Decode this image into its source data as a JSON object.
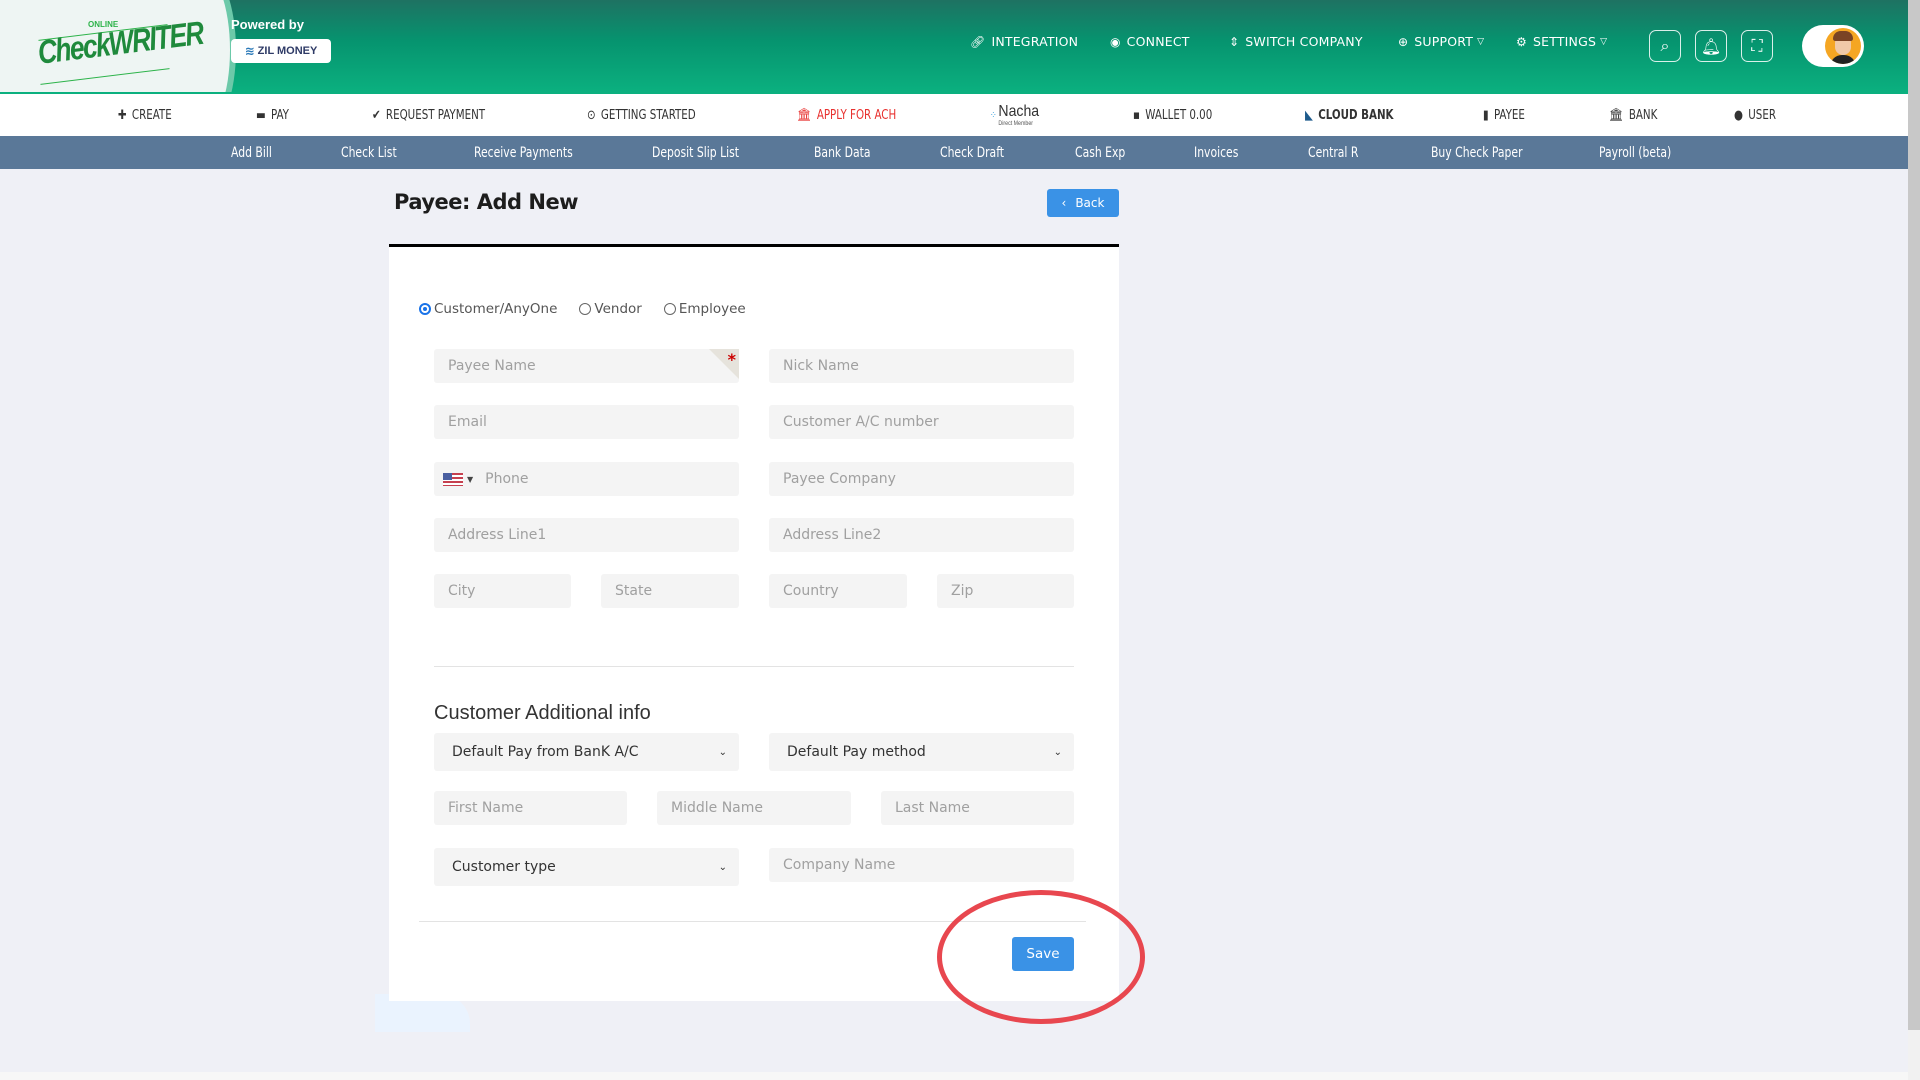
{
  "brand": {
    "logo_top": "ONLINE",
    "logo_name": "CheckWRITER",
    "powered_by": "Powered by",
    "partner": "ZIL MONEY"
  },
  "top_menu": [
    {
      "label": "INTEGRATION",
      "icon": "link-icon"
    },
    {
      "label": "CONNECT",
      "icon": "connect-icon"
    },
    {
      "label": "SWITCH COMPANY",
      "icon": "switch-arrows-icon"
    },
    {
      "label": "SUPPORT",
      "icon": "lifebuoy-icon",
      "dropdown": true
    },
    {
      "label": "SETTINGS",
      "icon": "gear-icon",
      "dropdown": true
    }
  ],
  "nav": [
    {
      "label": "CREATE",
      "icon": "plus-icon"
    },
    {
      "label": "PAY",
      "icon": "check-card-icon"
    },
    {
      "label": "REQUEST PAYMENT",
      "icon": "check-circle-icon"
    },
    {
      "label": "GETTING STARTED",
      "icon": "play-circle-icon"
    },
    {
      "label": "APPLY FOR ACH",
      "icon": "bank-icon"
    },
    {
      "label": "Nacha",
      "sublabel": "Direct Member",
      "icon": "nacha-logo"
    },
    {
      "label": "WALLET 0.00",
      "icon": "wallet-icon"
    },
    {
      "label": "CLOUD BANK",
      "icon": "cloud-bank-icon"
    },
    {
      "label": "PAYEE",
      "icon": "payee-icon"
    },
    {
      "label": "BANK",
      "icon": "bank-icon"
    },
    {
      "label": "USER",
      "icon": "user-circle-icon"
    }
  ],
  "subnav": [
    "Add Bill",
    "Check List",
    "Receive Payments",
    "Deposit Slip List",
    "Bank Data",
    "Check Draft",
    "Cash Exp",
    "Invoices",
    "Central R",
    "Buy Check Paper",
    "Payroll (beta)"
  ],
  "page": {
    "title": "Payee: Add New",
    "back_label": "Back"
  },
  "payee_types": [
    {
      "label": "Customer/AnyOne",
      "selected": true
    },
    {
      "label": "Vendor",
      "selected": false
    },
    {
      "label": "Employee",
      "selected": false
    }
  ],
  "fields": {
    "payee_name": {
      "placeholder": "Payee Name",
      "required_mark": "*"
    },
    "nick_name": {
      "placeholder": "Nick Name"
    },
    "email": {
      "placeholder": "Email"
    },
    "account_number": {
      "placeholder": "Customer A/C number"
    },
    "phone": {
      "placeholder": "Phone",
      "country": "US"
    },
    "payee_company": {
      "placeholder": "Payee Company"
    },
    "address1": {
      "placeholder": "Address Line1"
    },
    "address2": {
      "placeholder": "Address Line2"
    },
    "city": {
      "placeholder": "City"
    },
    "state": {
      "placeholder": "State"
    },
    "country": {
      "placeholder": "Country"
    },
    "zip": {
      "placeholder": "Zip"
    }
  },
  "additional": {
    "title": "Customer Additional info",
    "pay_from_bank": "Default Pay from BanK A/C",
    "pay_method": "Default Pay method",
    "first_name": "First Name",
    "middle_name": "Middle Name",
    "last_name": "Last Name",
    "customer_type": "Customer type",
    "company_name": "Company Name"
  },
  "save_label": "Save",
  "colors": {
    "header_green": "#06946f",
    "subnav_blue": "#5a7898",
    "primary_button": "#3a92e6",
    "ach_red": "#e8312f",
    "annotation_red": "#e8474f"
  }
}
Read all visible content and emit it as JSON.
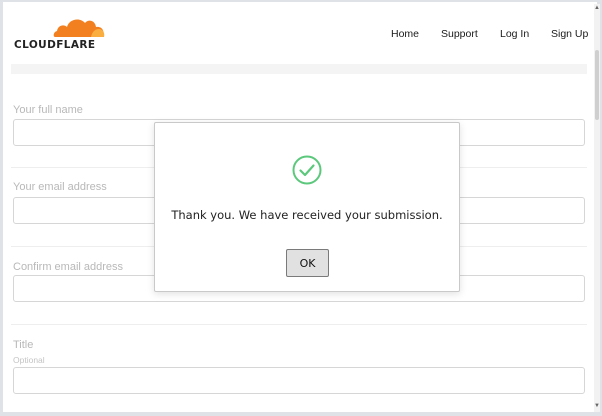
{
  "header": {
    "logo_text": "CLOUDFLARE",
    "nav": [
      {
        "label": "Home"
      },
      {
        "label": "Support"
      },
      {
        "label": "Log In"
      },
      {
        "label": "Sign Up"
      }
    ]
  },
  "form": {
    "fields": [
      {
        "label": "Your full name",
        "value": ""
      },
      {
        "label": "Your email address",
        "value": ""
      },
      {
        "label": "Confirm email address",
        "value": ""
      },
      {
        "label": "Title",
        "hint": "Optional",
        "value": ""
      }
    ]
  },
  "dialog": {
    "icon": "check-circle-icon",
    "message": "Thank you. We have received your submission.",
    "ok_label": "OK"
  },
  "colors": {
    "brand_orange": "#f38020",
    "brand_orange_light": "#faae40",
    "success_green": "#5cc87c"
  }
}
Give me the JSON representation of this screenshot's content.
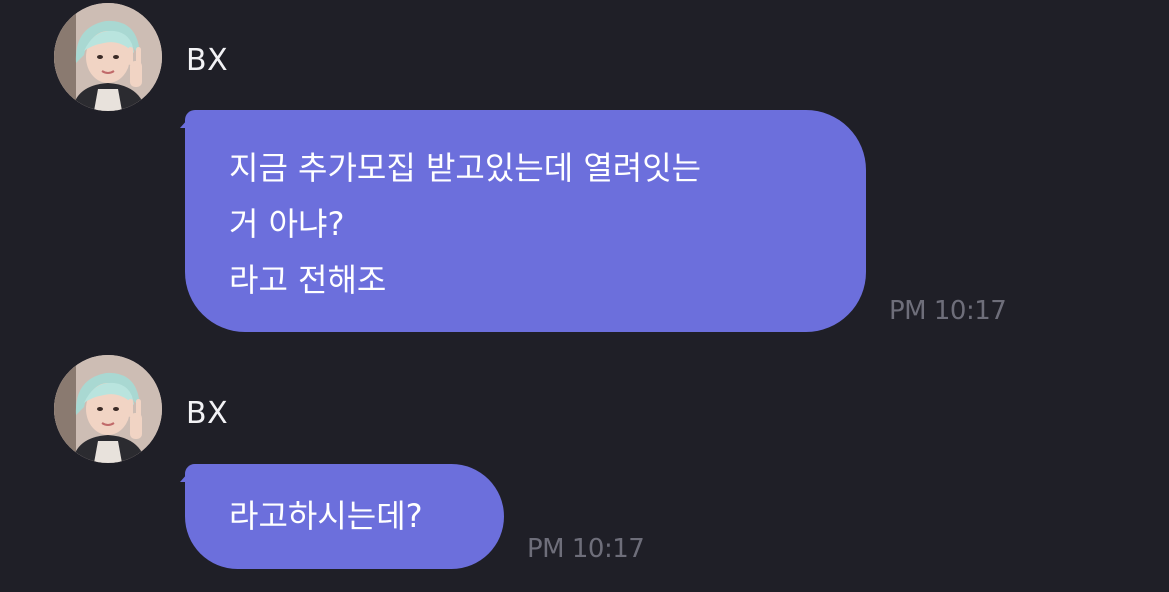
{
  "messages": [
    {
      "sender": "BX",
      "lines": [
        "지금 추가모집 받고있는데 열려잇는",
        "거 아냐?",
        "라고 전해조"
      ],
      "time": "PM 10:17"
    },
    {
      "sender": "BX",
      "lines": [
        "라고하시는데?"
      ],
      "time": "PM 10:17"
    }
  ],
  "colors": {
    "background": "#1f1f27",
    "bubble": "#6c6fdc",
    "timestamp": "#6e6e7a",
    "name": "#f2f2f5"
  }
}
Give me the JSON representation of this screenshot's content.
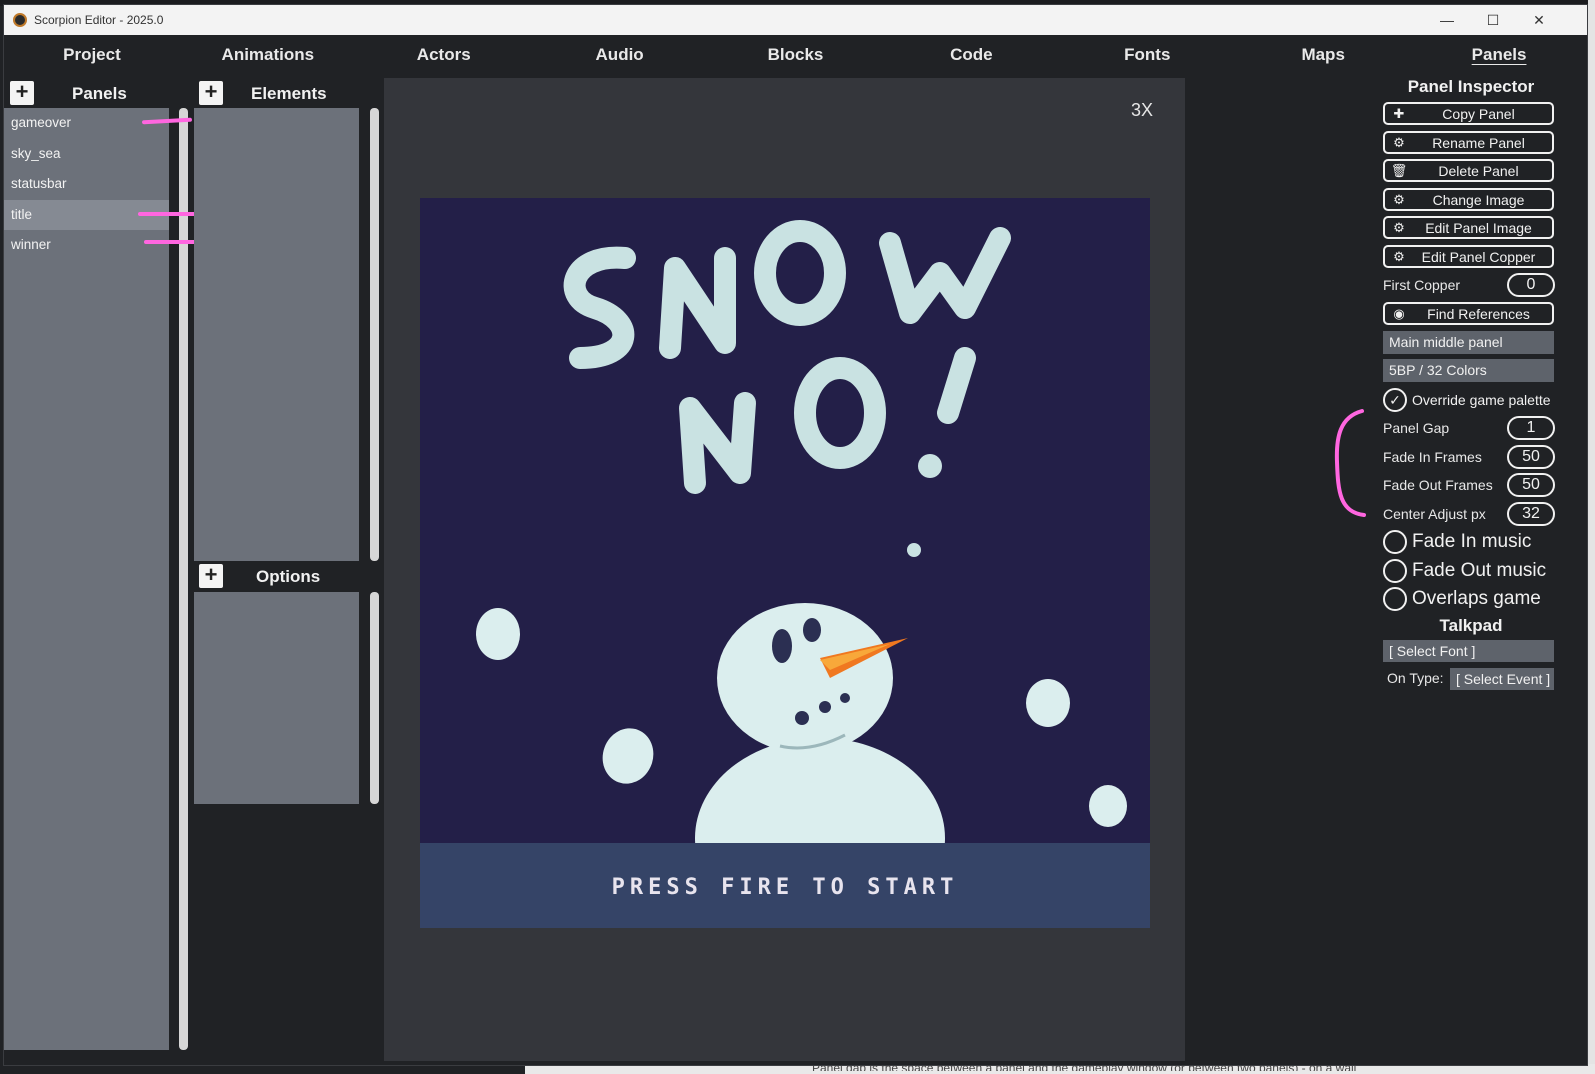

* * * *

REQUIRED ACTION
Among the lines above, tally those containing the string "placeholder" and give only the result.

WORKED SOLUTION
12